RECORD EXCERPTS:
▶
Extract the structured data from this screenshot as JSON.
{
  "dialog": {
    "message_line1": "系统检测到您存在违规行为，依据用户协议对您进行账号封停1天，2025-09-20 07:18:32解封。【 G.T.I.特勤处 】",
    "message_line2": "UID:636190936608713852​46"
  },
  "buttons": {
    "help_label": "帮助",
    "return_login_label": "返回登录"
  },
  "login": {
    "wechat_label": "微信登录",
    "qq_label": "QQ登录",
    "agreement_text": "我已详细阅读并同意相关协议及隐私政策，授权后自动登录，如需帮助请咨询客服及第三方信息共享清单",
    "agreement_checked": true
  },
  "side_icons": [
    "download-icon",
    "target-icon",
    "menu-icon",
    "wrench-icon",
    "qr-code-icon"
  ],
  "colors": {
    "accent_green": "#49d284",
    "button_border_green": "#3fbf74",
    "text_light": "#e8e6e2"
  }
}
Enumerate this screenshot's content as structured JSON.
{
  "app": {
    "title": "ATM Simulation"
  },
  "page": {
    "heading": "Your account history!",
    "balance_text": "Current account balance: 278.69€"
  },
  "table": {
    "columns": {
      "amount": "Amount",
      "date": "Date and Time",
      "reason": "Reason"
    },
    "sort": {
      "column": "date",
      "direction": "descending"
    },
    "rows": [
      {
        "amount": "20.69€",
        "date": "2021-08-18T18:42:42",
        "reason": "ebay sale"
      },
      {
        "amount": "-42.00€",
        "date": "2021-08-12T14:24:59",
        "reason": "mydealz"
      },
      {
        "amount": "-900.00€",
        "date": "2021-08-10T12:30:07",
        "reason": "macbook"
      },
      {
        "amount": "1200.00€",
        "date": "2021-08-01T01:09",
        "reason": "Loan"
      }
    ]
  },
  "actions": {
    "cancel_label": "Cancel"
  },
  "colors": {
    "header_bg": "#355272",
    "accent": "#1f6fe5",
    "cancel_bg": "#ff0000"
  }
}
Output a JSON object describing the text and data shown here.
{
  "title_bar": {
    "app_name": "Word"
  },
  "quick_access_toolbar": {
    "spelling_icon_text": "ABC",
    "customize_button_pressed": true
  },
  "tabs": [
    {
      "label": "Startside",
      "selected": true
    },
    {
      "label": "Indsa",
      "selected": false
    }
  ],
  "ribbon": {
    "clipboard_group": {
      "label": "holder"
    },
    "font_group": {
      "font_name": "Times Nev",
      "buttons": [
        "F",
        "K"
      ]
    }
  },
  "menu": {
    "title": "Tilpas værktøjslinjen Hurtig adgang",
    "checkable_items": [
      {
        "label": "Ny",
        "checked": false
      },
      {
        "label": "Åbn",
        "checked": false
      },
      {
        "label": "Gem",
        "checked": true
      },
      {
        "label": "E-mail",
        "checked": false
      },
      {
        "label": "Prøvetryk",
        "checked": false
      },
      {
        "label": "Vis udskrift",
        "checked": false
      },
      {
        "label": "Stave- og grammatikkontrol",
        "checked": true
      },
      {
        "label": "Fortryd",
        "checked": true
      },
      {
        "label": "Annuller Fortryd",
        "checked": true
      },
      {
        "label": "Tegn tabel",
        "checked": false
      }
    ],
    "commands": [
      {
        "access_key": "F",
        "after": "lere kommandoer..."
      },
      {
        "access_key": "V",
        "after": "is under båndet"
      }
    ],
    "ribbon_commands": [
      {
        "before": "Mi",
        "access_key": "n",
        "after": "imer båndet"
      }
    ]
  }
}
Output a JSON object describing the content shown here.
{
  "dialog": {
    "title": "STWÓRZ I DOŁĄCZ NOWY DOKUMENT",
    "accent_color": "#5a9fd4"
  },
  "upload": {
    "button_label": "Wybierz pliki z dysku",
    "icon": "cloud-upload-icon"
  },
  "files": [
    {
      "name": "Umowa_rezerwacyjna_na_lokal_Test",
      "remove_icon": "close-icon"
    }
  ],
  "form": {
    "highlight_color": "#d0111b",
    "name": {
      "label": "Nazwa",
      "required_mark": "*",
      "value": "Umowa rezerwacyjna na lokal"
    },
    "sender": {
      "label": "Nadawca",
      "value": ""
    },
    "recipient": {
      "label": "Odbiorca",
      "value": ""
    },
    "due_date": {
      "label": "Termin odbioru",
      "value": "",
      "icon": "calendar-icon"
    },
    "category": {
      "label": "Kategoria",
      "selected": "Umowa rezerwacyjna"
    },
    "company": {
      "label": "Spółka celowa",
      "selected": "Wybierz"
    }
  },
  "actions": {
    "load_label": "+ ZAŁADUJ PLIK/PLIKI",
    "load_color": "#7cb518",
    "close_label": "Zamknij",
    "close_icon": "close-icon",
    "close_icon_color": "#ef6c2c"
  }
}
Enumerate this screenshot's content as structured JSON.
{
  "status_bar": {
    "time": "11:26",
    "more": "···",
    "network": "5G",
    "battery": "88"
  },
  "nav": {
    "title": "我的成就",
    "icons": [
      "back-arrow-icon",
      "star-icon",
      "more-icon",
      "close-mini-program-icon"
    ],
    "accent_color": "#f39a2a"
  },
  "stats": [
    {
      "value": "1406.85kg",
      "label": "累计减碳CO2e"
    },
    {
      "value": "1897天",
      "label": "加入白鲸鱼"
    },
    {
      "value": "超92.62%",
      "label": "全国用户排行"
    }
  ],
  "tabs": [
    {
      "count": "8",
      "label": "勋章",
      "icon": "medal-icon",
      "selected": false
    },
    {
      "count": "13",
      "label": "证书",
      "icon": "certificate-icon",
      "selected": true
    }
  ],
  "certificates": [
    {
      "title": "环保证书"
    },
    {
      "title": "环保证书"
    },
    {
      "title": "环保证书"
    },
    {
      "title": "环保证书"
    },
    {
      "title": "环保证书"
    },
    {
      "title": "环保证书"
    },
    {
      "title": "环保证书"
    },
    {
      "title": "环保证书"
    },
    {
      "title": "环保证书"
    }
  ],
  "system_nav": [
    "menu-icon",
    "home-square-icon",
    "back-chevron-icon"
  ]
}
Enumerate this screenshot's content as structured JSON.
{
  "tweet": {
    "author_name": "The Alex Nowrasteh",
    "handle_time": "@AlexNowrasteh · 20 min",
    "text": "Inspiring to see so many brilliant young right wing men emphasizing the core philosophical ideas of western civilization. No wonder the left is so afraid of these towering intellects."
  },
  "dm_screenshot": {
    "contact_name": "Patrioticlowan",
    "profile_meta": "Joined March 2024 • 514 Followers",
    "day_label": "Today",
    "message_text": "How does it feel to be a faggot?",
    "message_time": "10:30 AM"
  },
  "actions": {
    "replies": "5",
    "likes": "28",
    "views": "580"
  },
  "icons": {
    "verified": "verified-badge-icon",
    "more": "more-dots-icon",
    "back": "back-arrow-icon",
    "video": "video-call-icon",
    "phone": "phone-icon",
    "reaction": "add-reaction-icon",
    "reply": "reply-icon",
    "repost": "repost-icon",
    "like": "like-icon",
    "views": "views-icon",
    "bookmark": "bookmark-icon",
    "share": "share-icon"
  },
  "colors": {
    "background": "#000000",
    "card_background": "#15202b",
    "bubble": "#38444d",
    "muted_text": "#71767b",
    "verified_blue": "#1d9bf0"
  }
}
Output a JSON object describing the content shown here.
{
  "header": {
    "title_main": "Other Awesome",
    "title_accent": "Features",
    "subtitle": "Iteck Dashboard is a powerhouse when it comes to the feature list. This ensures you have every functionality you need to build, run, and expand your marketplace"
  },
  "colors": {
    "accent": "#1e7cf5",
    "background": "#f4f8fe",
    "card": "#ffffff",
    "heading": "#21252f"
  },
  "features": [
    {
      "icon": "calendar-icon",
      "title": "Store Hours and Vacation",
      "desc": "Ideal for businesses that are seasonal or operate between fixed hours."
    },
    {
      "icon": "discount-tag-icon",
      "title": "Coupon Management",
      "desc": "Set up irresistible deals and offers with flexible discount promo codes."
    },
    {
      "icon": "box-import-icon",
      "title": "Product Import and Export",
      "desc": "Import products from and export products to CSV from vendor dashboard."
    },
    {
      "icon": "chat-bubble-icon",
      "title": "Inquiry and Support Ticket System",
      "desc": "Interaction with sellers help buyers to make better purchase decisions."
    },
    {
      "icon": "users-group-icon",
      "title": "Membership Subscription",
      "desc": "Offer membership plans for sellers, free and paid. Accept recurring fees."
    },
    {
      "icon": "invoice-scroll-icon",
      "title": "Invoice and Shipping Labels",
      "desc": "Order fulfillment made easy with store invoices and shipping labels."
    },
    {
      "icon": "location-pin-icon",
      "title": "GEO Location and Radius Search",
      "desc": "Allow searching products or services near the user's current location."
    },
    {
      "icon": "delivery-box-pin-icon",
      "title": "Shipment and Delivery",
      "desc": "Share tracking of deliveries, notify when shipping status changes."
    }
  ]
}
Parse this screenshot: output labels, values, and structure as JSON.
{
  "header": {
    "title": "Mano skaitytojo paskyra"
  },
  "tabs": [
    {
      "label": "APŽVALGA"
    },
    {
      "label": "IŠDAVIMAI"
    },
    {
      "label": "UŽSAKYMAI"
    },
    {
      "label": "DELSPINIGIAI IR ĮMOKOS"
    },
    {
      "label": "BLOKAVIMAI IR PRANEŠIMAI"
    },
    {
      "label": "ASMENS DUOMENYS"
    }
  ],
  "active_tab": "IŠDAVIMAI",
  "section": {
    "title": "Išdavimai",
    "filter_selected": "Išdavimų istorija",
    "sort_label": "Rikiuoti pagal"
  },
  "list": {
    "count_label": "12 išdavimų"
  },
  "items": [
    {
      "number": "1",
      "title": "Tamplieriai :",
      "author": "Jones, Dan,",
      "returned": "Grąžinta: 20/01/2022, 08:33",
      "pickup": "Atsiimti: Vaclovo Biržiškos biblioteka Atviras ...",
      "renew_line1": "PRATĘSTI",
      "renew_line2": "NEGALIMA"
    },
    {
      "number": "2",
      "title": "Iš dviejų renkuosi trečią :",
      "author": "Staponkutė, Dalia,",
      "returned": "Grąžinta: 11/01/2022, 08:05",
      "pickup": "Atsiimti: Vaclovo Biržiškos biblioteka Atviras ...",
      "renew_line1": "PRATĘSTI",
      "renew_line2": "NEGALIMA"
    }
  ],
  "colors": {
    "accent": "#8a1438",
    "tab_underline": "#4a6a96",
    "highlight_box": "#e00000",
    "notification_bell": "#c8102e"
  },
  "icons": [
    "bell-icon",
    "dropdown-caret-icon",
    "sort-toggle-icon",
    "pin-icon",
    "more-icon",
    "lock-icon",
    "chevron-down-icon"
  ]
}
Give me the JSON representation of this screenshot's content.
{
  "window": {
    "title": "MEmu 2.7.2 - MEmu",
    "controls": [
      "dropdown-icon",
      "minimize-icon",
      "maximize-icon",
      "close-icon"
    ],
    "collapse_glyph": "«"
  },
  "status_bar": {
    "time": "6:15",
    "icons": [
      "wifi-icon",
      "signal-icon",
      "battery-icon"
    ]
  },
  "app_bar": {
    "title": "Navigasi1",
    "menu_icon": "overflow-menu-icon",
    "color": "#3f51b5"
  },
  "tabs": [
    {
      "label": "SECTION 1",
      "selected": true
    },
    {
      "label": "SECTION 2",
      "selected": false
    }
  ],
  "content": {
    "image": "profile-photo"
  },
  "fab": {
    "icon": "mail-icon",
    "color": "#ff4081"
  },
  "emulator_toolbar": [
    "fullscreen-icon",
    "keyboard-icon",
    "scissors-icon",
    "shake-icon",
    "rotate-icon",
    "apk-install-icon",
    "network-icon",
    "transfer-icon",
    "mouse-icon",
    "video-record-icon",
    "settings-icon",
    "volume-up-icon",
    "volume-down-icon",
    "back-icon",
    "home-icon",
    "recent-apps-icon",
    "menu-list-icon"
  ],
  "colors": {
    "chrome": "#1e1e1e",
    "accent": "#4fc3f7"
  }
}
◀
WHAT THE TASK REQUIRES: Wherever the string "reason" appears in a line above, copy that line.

EXERCISE ANSWER:
      "reason": "Reason"
        "reason": "ebay sale"
        "reason": "mydealz"
        "reason": "macbook"
        "reason": "Loan"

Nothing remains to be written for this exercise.